** Supplied information **
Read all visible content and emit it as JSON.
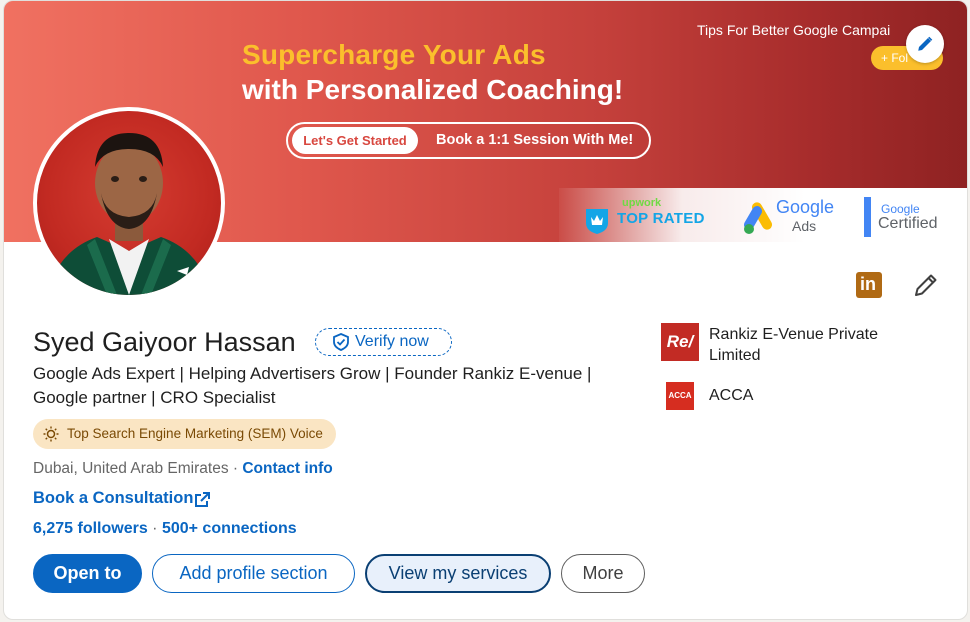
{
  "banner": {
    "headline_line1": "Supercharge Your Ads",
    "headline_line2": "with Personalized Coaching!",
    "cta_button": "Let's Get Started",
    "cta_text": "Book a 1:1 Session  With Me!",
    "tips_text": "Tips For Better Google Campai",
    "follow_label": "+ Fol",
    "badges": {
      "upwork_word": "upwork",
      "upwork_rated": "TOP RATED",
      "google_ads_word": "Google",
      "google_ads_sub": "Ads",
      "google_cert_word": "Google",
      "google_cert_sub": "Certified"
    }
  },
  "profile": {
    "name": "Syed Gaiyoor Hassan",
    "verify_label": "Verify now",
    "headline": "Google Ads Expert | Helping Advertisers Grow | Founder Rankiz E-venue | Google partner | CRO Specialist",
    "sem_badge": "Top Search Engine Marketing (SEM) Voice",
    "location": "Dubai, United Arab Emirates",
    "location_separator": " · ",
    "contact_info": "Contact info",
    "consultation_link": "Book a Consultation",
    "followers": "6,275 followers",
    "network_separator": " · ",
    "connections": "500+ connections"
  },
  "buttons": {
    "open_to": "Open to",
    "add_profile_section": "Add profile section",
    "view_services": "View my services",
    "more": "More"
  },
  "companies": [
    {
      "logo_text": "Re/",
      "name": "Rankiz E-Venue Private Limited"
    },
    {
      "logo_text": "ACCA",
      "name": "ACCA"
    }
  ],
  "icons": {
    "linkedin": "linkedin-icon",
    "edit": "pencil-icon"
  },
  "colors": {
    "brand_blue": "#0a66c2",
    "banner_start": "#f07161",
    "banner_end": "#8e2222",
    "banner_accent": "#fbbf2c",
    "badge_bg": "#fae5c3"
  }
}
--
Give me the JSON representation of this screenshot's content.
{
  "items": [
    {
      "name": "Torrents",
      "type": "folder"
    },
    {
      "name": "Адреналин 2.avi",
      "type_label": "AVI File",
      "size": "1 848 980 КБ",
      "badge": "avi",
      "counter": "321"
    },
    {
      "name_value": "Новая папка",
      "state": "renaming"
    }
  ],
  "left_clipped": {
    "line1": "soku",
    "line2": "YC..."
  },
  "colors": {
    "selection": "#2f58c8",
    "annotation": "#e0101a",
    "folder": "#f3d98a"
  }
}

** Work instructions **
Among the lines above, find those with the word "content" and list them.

** Answer below **
Read all visible content and emit it as JSON.
Give me the JSON representation of this screenshot's content.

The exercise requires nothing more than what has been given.